__TASK GOAL__: Pictures are to be left out, but please repeat each record exactly.

(DATASET)

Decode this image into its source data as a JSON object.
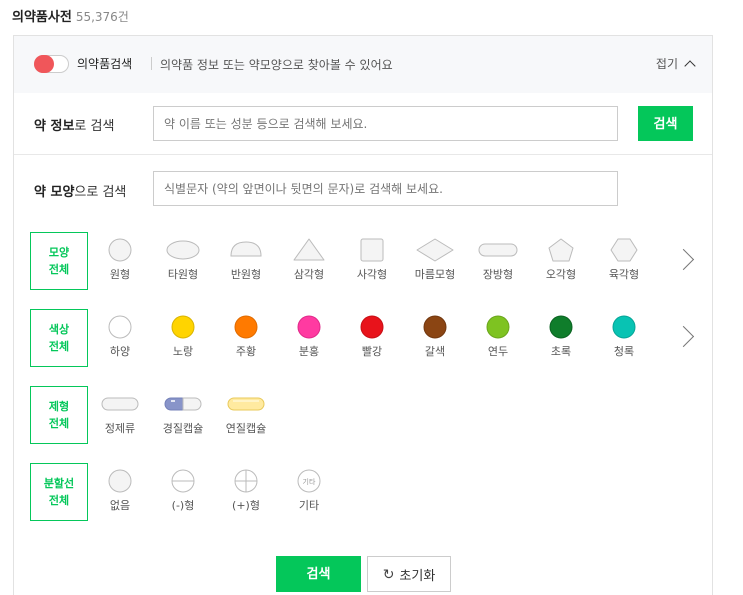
{
  "header": {
    "title": "의약품사전",
    "count": "55,376건"
  },
  "topbar": {
    "toggle_label": "의약품검색",
    "description": "의약품 정보 또는 약모양으로 찾아볼 수 있어요",
    "fold_label": "접기"
  },
  "info_search": {
    "label_bold": "약 정보",
    "label_rest": "로 검색",
    "placeholder": "약 이름 또는 성분 등으로 검색해 보세요.",
    "button": "검색"
  },
  "shape_search": {
    "label_bold": "약 모양",
    "label_rest": "으로 검색",
    "placeholder": "식별문자 (약의 앞면이나 뒷면의 문자)로 검색해 보세요."
  },
  "filters": {
    "shape": {
      "category_line1": "모양",
      "category_line2": "전체",
      "options": [
        "원형",
        "타원형",
        "반원형",
        "삼각형",
        "사각형",
        "마름모형",
        "장방형",
        "오각형",
        "육각형"
      ]
    },
    "color": {
      "category_line1": "색상",
      "category_line2": "전체",
      "options": [
        {
          "label": "하양",
          "color": "#ffffff"
        },
        {
          "label": "노랑",
          "color": "#ffd400"
        },
        {
          "label": "주황",
          "color": "#ff7a00"
        },
        {
          "label": "분홍",
          "color": "#ff3aa1"
        },
        {
          "label": "빨강",
          "color": "#e8131b"
        },
        {
          "label": "갈색",
          "color": "#8b4513"
        },
        {
          "label": "연두",
          "color": "#7ec321"
        },
        {
          "label": "초록",
          "color": "#0f7d2b"
        },
        {
          "label": "청록",
          "color": "#08c3b3"
        }
      ]
    },
    "form": {
      "category_line1": "제형",
      "category_line2": "전체",
      "options": [
        "정제류",
        "경질캡슐",
        "연질캡슐"
      ]
    },
    "split": {
      "category_line1": "분할선",
      "category_line2": "전체",
      "options": [
        "없음",
        "(-)형",
        "(+)형",
        "기타"
      ],
      "etc_icon_text": "기타"
    }
  },
  "actions": {
    "search": "검색",
    "reset": "초기화"
  },
  "colors": {
    "accent": "#04c75a",
    "toggle": "#f0565a"
  }
}
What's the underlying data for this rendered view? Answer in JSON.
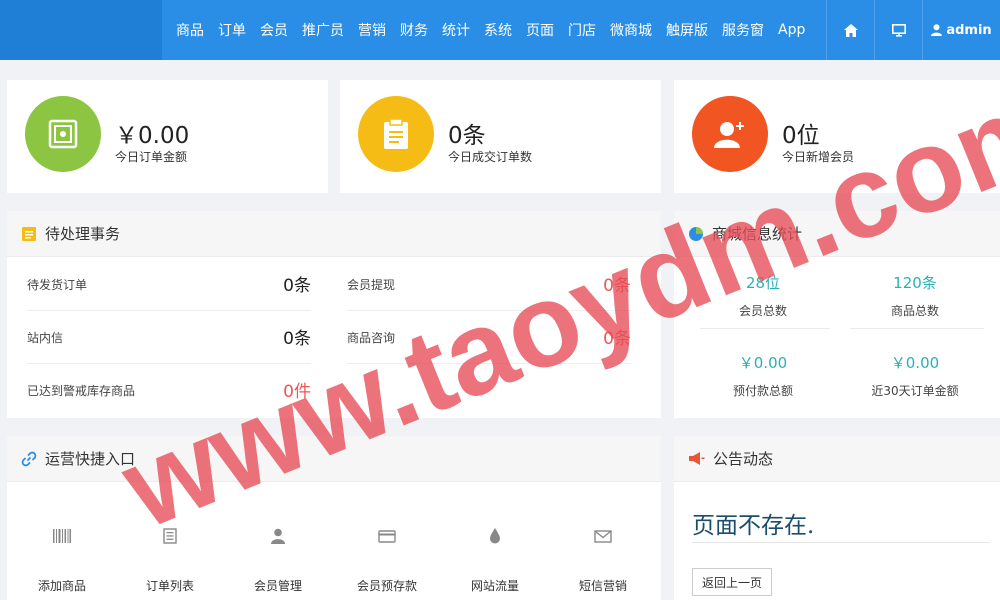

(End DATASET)

__EXPECTED ANSWER__:
Decode this image into its source data as a JSON object.
{
  "header": {
    "title": "의약품사전",
    "count": "55,376건"
  },
  "topbar": {
    "toggle_label": "의약품검색",
    "description": "의약품 정보 또는 약모양으로 찾아볼 수 있어요",
    "fold_label": "접기"
  },
  "info_search": {
    "label_bold": "약 정보",
    "label_rest": "로 검색",
    "placeholder": "약 이름 또는 성분 등으로 검색해 보세요.",
    "button": "검색"
  },
  "shape_search": {
    "label_bold": "약 모양",
    "label_rest": "으로 검색",
    "placeholder": "식별문자 (약의 앞면이나 뒷면의 문자)로 검색해 보세요."
  },
  "filters": {
    "shape": {
      "category_line1": "모양",
      "category_line2": "전체",
      "options": [
        "원형",
        "타원형",
        "반원형",
        "삼각형",
        "사각형",
        "마름모형",
        "장방형",
        "오각형",
        "육각형"
      ]
    },
    "color": {
      "category_line1": "색상",
      "category_line2": "전체",
      "options": [
        {
          "label": "하양",
          "color": "#ffffff"
        },
        {
          "label": "노랑",
          "color": "#ffd400"
        },
        {
          "label": "주황",
          "color": "#ff7a00"
        },
        {
          "label": "분홍",
          "color": "#ff3aa1"
        },
        {
          "label": "빨강",
          "color": "#e8131b"
        },
        {
          "label": "갈색",
          "color": "#8b4513"
        },
        {
          "label": "연두",
          "color": "#7ec321"
        },
        {
          "label": "초록",
          "color": "#0f7d2b"
        },
        {
          "label": "청록",
          "color": "#08c3b3"
        }
      ]
    },
    "form": {
      "category_line1": "제형",
      "category_line2": "전체",
      "options": [
        "정제류",
        "경질캡슐",
        "연질캡슐"
      ]
    },
    "split": {
      "category_line1": "분할선",
      "category_line2": "전체",
      "options": [
        "없음",
        "(-)형",
        "(+)형",
        "기타"
      ],
      "etc_icon_text": "기타"
    }
  },
  "actions": {
    "search": "검색",
    "reset": "초기화"
  },
  "colors": {
    "accent": "#04c75a",
    "toggle": "#f0565a"
  }
}
What's the underlying data for this rendered view? Answer in JSON.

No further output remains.